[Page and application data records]

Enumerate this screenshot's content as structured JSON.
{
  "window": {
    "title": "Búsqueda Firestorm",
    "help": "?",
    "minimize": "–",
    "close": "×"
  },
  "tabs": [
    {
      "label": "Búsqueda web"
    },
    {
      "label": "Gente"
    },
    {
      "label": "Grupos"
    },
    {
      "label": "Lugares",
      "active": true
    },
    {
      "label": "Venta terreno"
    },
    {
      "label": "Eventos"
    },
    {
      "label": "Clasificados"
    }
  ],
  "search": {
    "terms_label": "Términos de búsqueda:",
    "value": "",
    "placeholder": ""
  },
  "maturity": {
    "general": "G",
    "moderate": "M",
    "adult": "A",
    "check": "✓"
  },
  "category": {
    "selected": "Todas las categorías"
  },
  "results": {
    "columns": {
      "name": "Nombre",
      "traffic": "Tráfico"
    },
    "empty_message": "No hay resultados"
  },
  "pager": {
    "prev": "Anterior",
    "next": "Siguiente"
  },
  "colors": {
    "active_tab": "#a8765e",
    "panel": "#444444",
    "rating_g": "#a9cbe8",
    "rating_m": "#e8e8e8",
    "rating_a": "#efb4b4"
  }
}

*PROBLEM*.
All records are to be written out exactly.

*TASK RESPONSE*.
Enumerate this screenshot's content as structured JSON.
{
  "window": {
    "title": "Búsqueda Firestorm",
    "help": "?",
    "minimize": "–",
    "close": "×"
  },
  "tabs": [
    {
      "label": "Búsqueda web"
    },
    {
      "label": "Gente"
    },
    {
      "label": "Grupos"
    },
    {
      "label": "Lugares",
      "active": true
    },
    {
      "label": "Venta terreno"
    },
    {
      "label": "Eventos"
    },
    {
      "label": "Clasificados"
    }
  ],
  "search": {
    "terms_label": "Términos de búsqueda:",
    "value": "",
    "placeholder": ""
  },
  "maturity": {
    "general": "G",
    "moderate": "M",
    "adult": "A",
    "check": "✓"
  },
  "category": {
    "selected": "Todas las categorías"
  },
  "results": {
    "columns": {
      "name": "Nombre",
      "traffic": "Tráfico"
    },
    "empty_message": "No hay resultados"
  },
  "pager": {
    "prev": "Anterior",
    "next": "Siguiente"
  },
  "colors": {
    "active_tab": "#a8765e",
    "panel": "#444444",
    "rating_g": "#a9cbe8",
    "rating_m": "#e8e8e8",
    "rating_a": "#efb4b4"
  }
}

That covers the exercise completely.